Accompanying Rosenthal, testimony was heard from the Commissioner of the Office of Addiction Services and Supports Arlene Gonzáles-Sánchez; Executive Director of the NYS Conference of Local Mental Hygiene Directors Kelly Hansen; President of the Coalition of Medication Assisted Treatment Providers and Advocates Allegra Schorr; Executive Director of NYS Council for Community Behavioral Healthcare Lauri Cole, the NY Deputy State Director of the Drug Policy Alliance Melissa Moore, and many others.Addiction and overdose rates have skyrocketed in some counties, with a 41 percent increase in overdoses in Rensselaer County compared to their 2019 rates.
Ulster County is currently in a state of emergency due to an increase in fentanyl deaths, with overdose death numbers tripling amid the pandemic.
The U.S. Centers for Disease Control and Prevention reports that 40 percent of adults are struggling with mental health or substance abuse issues or both. Specifically, people of color, young people, low-income people and essential workers make up a large part of the population for communities in crisis.

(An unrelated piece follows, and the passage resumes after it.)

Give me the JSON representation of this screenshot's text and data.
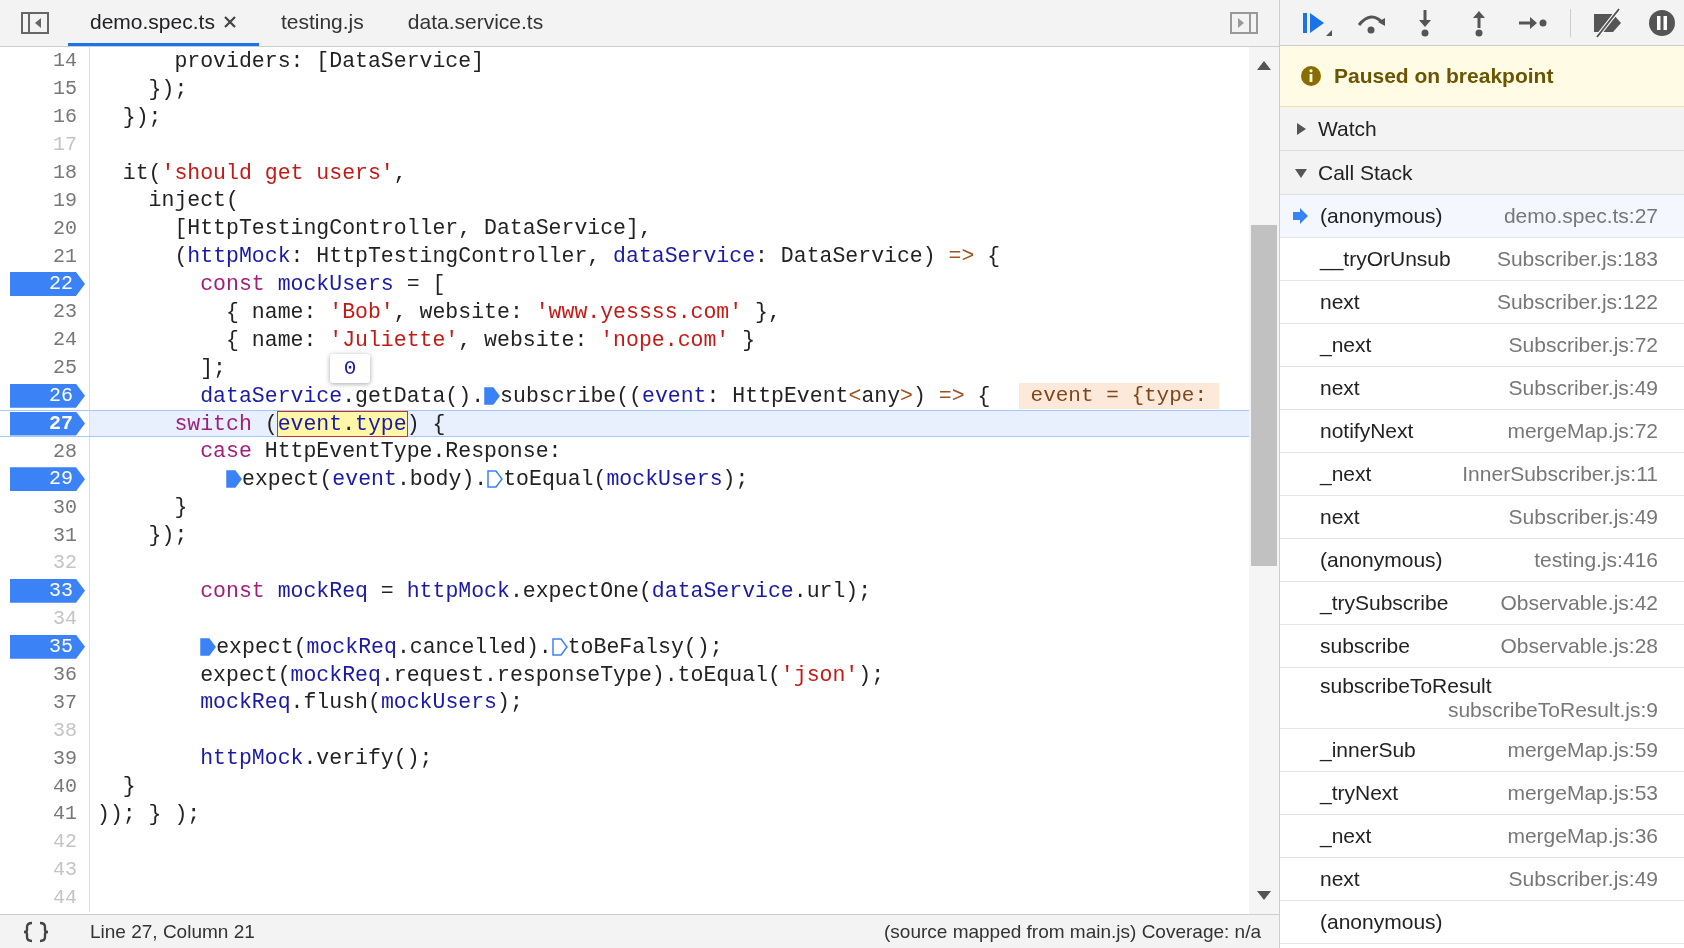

The New York State Department of Health, the agency that collects data and reports overdoses, declined the invitation to appear at the hearing and did not send testimony to share with the participants.
“New York State was already in the midst of an addiction and overdose crisis. COVID-19 made it worse, particularly for communities of color, low-income individuals and essential workers, who continue to be disproportionately impacted by COVID-19,” Rosenthal said.
“Addiction treatment providers have been starved for resources for years. COVID-19 has made it impossible for these providers to meet the increased need for supportive services. We’re facing colliding crises and the State’s clear failure to prioritize addiction prevention will be measured in lives lost.”
While problems with the reporting of overdoses and addictions continue, the panels also disclosed that treatment providers were not given personal protective equipment consistently throughout the pandemic. It seems that treatment providers were not classified as “essential,” leaving people with substance abuse issues or other mental health crises with no place to receive assistance.
Executive Director of the New York Association of Alcoholism and Substance Abuse Providers, John Coppola, says the pandemic has shown the condition of our country’s healthcare delivery systems for overall public health, their primary care and other mental health services.
“Going forward, behavioral health must be viewed and treated as an essential health service with access to the same resources and support afforded to other sectors of the healthcare field,” Coppola said. “Our hope is that this hearing spurs immediate action to support this — not make cuts to — addiction services, to pass important legislation, and most importantly, provide assistance to vulnerable New Yorkers and their families who need help now.”